A View on U.S.-Iraqi
By Jim Garrison
I have just returned this week [March 2003] from traveling in
the Middle East and Europe, where I felt compelled to go on
the eve of the imminent invasion. I visited Jordan and spent a
week reflecting on the future of civilization amidst the ruins
of ancient civilizations. I also had the opportunity to spend
time with Prince Hassan, who is a co-chair of the
Commission of Globalization and deeply involved with the
current situation. I stopped in Brussels and London on the way
What struck me was the almost universal opposition to the
impending war and the increasing anti-American sentiment from
people who deeply care about the United States. Most people
expressed a feeling of dismay and pessimism regarding what
they perceive as the arrogance of power and the cynicism of
politics emanating from Washington and London.
I took the time to do a little research into our diplomatic
relations with Iraq to refresh my memory of how we got to the
present state of affairs. I pass it on for your information:
In the 1970s and 1980s, the fundamental goals of U.S. policy
in the Middle East were to protect Israel and to promote
stable governments in the region that would allow oil to flow
reliably to the Western industrial nations. U.S. designs for
the region were dramatically upset in 1979 when the Ayatollah
Khomeini overthrew the Shah of Iran, who at the time was
America’s closest ally in the Middle East, besides Israel. The
Ayatollah then set up a radical Islamic regime. In late 1979,
Iranian militants stormed the U.S. embassy in Tehran and took
forty-three American diplomats as hostages. They were not
released until 1981.
Looking for a counter to the Ayatollah, the United States and
its European allies began to support Iraq, where Saddam
Hussein had just taken power. Western support for Iraq
included intelligence information, military equipment, and
agricultural credits. The United States also deployed in the
Persian Gulf the largest naval force since the Vietnam War.
Ostensibly sent for the purpose of protecting oil tankers, it
ended up engaging in attacks on Iran's navy. Washington
encouraged and supported Iraq to wage war against the
Iranians, which it did from 1979 to 1988.
Ironically, it was Donald Rumsfeld, now Secretary of Defense,
who in 1983 was sent by President Reagan as the American envoy
to pave the way for the restoration of diplomatic relations
with Iraq, which had been severed in 1967 as a result of the

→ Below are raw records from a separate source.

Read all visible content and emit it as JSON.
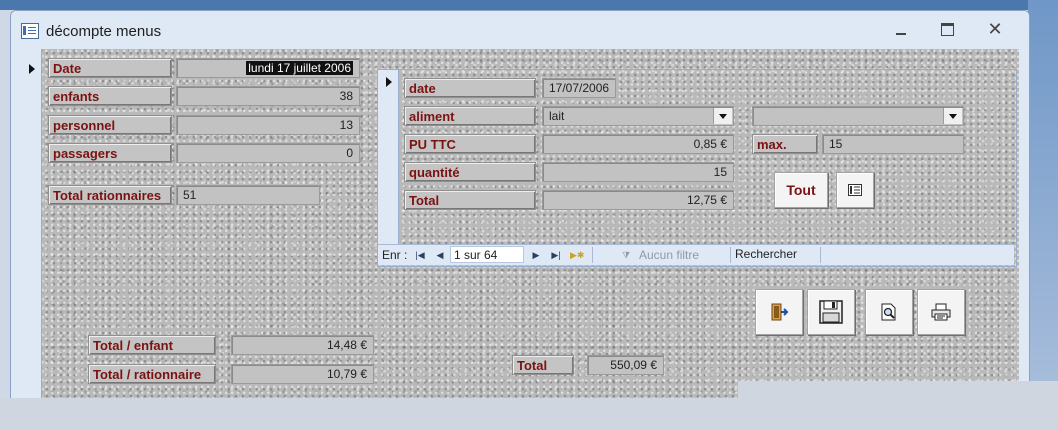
{
  "window": {
    "title": "décompte menus",
    "icon": "form-icon",
    "controls": [
      "minimize-icon",
      "maximize-icon",
      "close-icon"
    ],
    "close_glyph": "✕"
  },
  "main": {
    "fields": [
      {
        "label": "Date",
        "value": "lundi 17 juillet 2006"
      },
      {
        "label": "enfants",
        "value": "38"
      },
      {
        "label": "personnel",
        "value": "13"
      },
      {
        "label": "passagers",
        "value": "0"
      }
    ],
    "total_rationnaires": {
      "label": "Total rationnaires",
      "value": "51"
    },
    "total_enfant": {
      "label": "Total / enfant",
      "value": "14,48 €"
    },
    "total_par_rationnaire": {
      "label": "Total / rationnaire",
      "value": "10,79 €"
    },
    "grand_total": {
      "label": "Total",
      "value": "550,09 €"
    }
  },
  "subform": {
    "date": {
      "label": "date",
      "value": "17/07/2006"
    },
    "aliment": {
      "label": "aliment",
      "value": "lait",
      "second_value": ""
    },
    "pu_ttc": {
      "label": "PU TTC",
      "value": "0,85 €"
    },
    "max": {
      "label": "max.",
      "value": "15"
    },
    "quantite": {
      "label": "quantité",
      "value": "15"
    },
    "total": {
      "label": "Total",
      "value": "12,75 €"
    },
    "tout_button": "Tout",
    "nav": {
      "prefix": "Enr :",
      "record": "1 sur 64",
      "filter": "Aucun filtre",
      "search": "Rechercher"
    }
  },
  "toolbar_icons": [
    "exit-door-icon",
    "save-disk-icon",
    "print-preview-icon",
    "printer-icon"
  ]
}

Six Day War between Israel and the Arab states.
During this period of U.S. support, Iraq used poison gas
against thousands of Iranian soldiers and against hundreds of
Kurdish villages in northern Iraq. U.S. and British
intelligence actually facilitated the Iraqi use of gas against
the Iranians. In 1985, the British company Uhde Ltd. built the
Fulluja II plant fifty miles outside Baghdad, which the Iraqis
used for mustard and nerve gas production. The Thatcher
government provided $21 million in financial backing through
insurance guarantees. In addition, Washington eased up on its
own technology export restrictions to Iraq, which allowed the
Iraqis to import supercomputers, machine tools, poisonous
chemicals, and even strains of anthrax and bubonic plague.
The United States and Britain helped arm Iraq with the very
weapons of mass destruction that the Bush Administration and
the Blair government are now using as justification for
forcibly removing Saddam from power. When Secretary of State
Colin Powell offered proof of Saddam’s chemical and biological
weapons capacity to the UN Security Council last month, he
showed satellite photos of the Fullaja II plant. The American
and the British governments are sure that Saddam has the
chemical and biological weapons because they had helped secure
them for him.
When the Iran-Iraq war ended in 1988, the United States
continued its support for Iraq, providing Saddam with military
hardware, advanced technology, and agricultural credits. The
United States looked to Saddam to maintain stability in the
Gulf. In August 1990, Saddam invaded Kuwait.
The rest, as they say, is history.
Jim Garrison is president of the
State of the World Forum and author of the Paraview Press
Civilization and the Transformation of Power and the
forthcoming America as Empire.
© Jim Garrison 2003